* Goal of the exercise
The job is to find each line in the entries holding the string "original" and copy that line.

Data about app and page elements:
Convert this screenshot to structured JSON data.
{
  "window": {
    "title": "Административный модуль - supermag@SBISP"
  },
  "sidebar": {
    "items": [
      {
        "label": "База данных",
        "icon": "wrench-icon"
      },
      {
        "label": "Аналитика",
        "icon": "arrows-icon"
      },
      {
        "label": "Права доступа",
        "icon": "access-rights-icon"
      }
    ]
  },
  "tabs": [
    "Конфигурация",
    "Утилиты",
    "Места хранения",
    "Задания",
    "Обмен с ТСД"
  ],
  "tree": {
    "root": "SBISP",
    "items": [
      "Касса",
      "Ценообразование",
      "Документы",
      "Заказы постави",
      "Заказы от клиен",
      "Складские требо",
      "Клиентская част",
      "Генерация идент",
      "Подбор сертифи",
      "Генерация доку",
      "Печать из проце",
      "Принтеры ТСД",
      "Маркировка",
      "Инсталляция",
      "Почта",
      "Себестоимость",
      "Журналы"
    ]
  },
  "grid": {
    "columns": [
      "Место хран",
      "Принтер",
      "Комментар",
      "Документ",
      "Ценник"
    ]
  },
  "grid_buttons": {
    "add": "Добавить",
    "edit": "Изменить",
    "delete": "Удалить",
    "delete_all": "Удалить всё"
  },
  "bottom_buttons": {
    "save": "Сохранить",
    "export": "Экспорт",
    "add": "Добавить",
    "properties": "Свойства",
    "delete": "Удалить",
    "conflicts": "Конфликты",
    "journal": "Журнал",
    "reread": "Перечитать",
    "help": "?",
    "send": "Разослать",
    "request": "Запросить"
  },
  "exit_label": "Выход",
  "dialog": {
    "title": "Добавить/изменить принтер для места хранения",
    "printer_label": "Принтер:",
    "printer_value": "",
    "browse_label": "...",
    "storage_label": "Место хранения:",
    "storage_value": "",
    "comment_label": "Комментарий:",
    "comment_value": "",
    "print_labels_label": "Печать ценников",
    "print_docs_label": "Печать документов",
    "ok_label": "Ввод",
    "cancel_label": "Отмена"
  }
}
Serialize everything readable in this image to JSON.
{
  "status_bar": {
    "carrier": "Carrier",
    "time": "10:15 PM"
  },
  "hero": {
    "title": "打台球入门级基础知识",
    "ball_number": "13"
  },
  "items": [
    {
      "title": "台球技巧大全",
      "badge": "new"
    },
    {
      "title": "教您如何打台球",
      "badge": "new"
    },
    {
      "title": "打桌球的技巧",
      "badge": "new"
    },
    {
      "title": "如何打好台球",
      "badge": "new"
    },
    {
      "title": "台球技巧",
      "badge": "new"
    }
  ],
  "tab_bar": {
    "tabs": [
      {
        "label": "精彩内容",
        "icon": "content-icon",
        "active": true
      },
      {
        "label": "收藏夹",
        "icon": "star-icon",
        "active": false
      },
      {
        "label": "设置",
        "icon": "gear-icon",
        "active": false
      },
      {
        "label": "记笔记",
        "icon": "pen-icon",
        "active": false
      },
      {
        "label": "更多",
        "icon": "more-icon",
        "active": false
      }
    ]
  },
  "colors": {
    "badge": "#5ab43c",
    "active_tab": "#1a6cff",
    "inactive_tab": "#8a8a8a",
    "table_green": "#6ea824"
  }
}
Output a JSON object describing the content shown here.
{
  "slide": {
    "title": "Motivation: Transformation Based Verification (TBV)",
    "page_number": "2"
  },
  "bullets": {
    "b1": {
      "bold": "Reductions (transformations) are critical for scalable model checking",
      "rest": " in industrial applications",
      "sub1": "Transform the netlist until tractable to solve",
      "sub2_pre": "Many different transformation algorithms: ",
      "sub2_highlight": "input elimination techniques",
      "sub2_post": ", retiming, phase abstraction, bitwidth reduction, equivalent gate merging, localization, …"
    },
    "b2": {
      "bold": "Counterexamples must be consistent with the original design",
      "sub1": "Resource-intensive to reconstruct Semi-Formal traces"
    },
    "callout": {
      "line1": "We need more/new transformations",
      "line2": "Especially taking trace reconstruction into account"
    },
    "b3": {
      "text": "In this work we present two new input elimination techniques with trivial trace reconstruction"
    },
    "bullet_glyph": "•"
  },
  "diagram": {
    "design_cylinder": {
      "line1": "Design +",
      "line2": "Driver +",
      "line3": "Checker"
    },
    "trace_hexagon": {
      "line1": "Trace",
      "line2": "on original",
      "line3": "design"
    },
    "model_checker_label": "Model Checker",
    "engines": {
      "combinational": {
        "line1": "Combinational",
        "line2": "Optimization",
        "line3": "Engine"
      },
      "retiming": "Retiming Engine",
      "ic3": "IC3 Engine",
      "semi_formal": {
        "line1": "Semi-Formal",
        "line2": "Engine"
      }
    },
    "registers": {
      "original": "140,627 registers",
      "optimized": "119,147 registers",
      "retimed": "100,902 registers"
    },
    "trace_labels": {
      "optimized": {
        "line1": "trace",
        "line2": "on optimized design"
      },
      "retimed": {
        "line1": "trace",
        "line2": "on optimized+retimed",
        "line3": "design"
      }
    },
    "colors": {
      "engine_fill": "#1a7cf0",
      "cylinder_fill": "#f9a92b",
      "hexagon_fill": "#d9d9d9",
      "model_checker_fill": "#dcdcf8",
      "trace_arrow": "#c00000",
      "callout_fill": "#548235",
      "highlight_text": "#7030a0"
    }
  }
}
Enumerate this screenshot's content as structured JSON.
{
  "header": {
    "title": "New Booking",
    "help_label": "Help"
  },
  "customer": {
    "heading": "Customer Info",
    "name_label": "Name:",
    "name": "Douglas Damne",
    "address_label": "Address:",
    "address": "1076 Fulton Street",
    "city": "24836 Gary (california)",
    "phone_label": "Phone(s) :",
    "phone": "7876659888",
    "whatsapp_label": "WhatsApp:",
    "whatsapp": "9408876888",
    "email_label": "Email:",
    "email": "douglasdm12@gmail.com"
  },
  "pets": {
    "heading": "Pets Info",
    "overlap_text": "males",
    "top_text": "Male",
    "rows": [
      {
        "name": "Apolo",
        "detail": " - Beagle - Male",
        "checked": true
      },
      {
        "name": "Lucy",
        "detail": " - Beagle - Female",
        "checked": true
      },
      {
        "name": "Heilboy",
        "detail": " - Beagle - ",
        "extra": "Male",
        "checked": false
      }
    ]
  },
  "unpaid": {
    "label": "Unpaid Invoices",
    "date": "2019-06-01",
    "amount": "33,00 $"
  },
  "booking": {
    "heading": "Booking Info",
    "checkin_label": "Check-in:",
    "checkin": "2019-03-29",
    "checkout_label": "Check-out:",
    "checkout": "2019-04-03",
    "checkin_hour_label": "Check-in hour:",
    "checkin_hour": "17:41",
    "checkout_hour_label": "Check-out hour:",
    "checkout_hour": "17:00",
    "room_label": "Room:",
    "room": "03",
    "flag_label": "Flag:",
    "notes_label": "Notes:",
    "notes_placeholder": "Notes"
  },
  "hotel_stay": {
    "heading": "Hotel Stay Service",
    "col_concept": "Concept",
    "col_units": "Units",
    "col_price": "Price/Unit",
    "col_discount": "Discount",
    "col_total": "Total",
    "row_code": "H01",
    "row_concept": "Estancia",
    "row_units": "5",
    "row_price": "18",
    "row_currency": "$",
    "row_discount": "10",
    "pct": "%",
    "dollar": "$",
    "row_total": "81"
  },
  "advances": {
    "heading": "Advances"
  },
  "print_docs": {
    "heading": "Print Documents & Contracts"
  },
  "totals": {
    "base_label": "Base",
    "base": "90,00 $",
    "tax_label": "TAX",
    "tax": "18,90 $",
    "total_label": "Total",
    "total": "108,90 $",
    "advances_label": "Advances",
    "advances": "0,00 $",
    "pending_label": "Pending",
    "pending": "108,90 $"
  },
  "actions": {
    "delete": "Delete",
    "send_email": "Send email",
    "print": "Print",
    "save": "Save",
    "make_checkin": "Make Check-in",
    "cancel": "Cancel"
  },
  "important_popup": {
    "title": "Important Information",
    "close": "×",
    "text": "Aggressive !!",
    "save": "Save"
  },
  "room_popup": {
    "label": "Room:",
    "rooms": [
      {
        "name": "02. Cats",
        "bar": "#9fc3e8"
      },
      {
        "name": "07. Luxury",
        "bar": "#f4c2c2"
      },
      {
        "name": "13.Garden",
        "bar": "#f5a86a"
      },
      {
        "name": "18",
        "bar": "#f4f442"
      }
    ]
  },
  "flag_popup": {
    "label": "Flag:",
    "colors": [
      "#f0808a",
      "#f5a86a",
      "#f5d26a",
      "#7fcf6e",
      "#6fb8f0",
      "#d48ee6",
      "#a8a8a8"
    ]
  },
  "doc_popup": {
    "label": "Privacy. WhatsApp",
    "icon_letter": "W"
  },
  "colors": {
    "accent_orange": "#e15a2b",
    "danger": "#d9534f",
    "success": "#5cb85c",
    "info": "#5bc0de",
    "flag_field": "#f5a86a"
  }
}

* Expected output
      "bold": "Counterexamples must be consistent with the original design",
      "line2": "on original",
      "original": "140,627 registers",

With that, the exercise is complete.